Why is a tomato a fruit

Solanum lycopersicum (or formerly, Lycopersicon esculentum) is a perennial plant in the nightshade genus (Solanaceae), usually multi-branched, spreading as far as six feet and is most frequently recumbent, however some forms of tomato plant are smaller and remain upright. Its leaves are usually hirsute, compound and feather-shaped, frequently odorous and can grow up to 18 inches in length. The plant flowers are yellow, hanging and clustered, with five pointed lobes.
After the tomato plant comes in to flower, it bears a fruit which although first green, is usually red, but sometimes yellow when ripened. The fruit can range in size from a diameter of about half an inch to 3-4 inches, and are mostly spherical, though fruit from some forms of the plant offer up a smaller, elongated fruit. The fruit is a soft fleshy succulent berry. Internally, two or more cells of seeds are housed in a gelatinous pulp. The fruit is a known source of vitamin C (about 20-25% RDA per 100g), which is concentrated mostly in the pulp.

The confusion surrounding the tomatoes designation as a fruit is most likely a product of the way in which we commonly use it. Much of the culinary use of tomatoes usually places them raw alongside vegetables, for example, in salads and sandwiches or in pickles, and so the natural inclination is to consider it another vegetable. However, in a strict botanical sense, a fruit is defines as the fleshy or ripened ovary of a plant that encloses either a single, or many seeds. This definition means that several types of food commonly thought to be vegetables and even nuts are, in fact, fruits; corn, tomatoes, cucumbers and almonds are all technically fruits. It is thought the wild form of the plant originated in the Andes, possibly in Peru and Ecuador. It was domesticated in Mexico before travelling the Atlantic to Europe with Spanish explorers in the 16th century. In northern Europe, the tomato plant was first grown as an ornamental plant. Early botanists recognized its similarities to known poisonous species, Deadly Nightshade and Belladonna. Consequently, it was not readily taken as a food. The roots are indeed rich in the neurotoxin solanine, making them poisonous to humans. It was first used as a food by Italians and Spaniards and remains a popular part of their cuisine.

Europeans were very fond of the tomato and are responsible for introducing some of the language’s common nicknames for the fruit. Italians called the tomato the pomodoro, or ‘golden apple’, perhaps indicating that early imports were of a yellower hue than later generations. The French claim to have found the fruits aphrodisiacal properties and dubbed it the ‘love apple’.

By the 18th century, Europeans had taken the tomato plant to North America, and records indicate Thomas Jefferson was fond of the plant, growing them at Monticello in 1781. Although in the US small local populations began using the tomato as food as early as 1810, it was not until the 20th century that the tomato entered the broader popular cuisine of the United States.

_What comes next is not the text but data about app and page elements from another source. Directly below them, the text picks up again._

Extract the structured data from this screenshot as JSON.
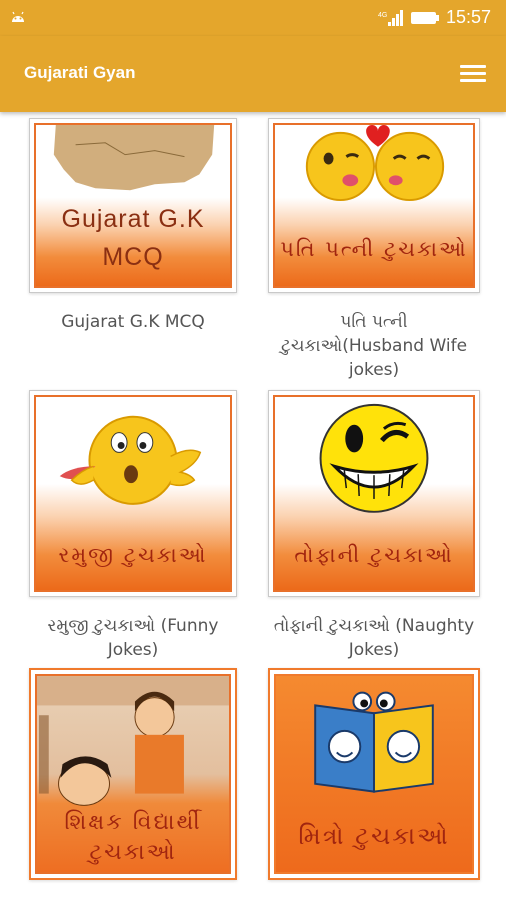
{
  "status_bar": {
    "time": "15:57"
  },
  "app_bar": {
    "title": "Gujarati Gyan"
  },
  "tiles": [
    {
      "tile_text_line1": "Gujarat G.K",
      "tile_text_line2": "MCQ",
      "caption": "Gujarat G.K MCQ"
    },
    {
      "tile_text": "પતિ પત્ની ટુચકાઓ",
      "caption": "પતિ પત્ની ટુચકાઓ(Husband Wife jokes)"
    },
    {
      "tile_text": "રમુજી ટુચકાઓ",
      "caption": "રમુજી ટુચકાઓ (Funny Jokes)"
    },
    {
      "tile_text": "તોફાની ટુચકાઓ",
      "caption": "તોફાની ટુચકાઓ (Naughty Jokes)"
    },
    {
      "tile_text_line1": "શિક્ષક વિદ્યાર્થી",
      "tile_text_line2": "ટુચકાઓ"
    },
    {
      "tile_text": "મિત્રો ટુચકાઓ"
    }
  ],
  "colors": {
    "app_bar": "#e4a62c",
    "tile_border": "#e8702a",
    "tile_text": "#a1250f"
  }
}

Today, the US is second only to China in its production of the fruit, accounting for about 10% of global production.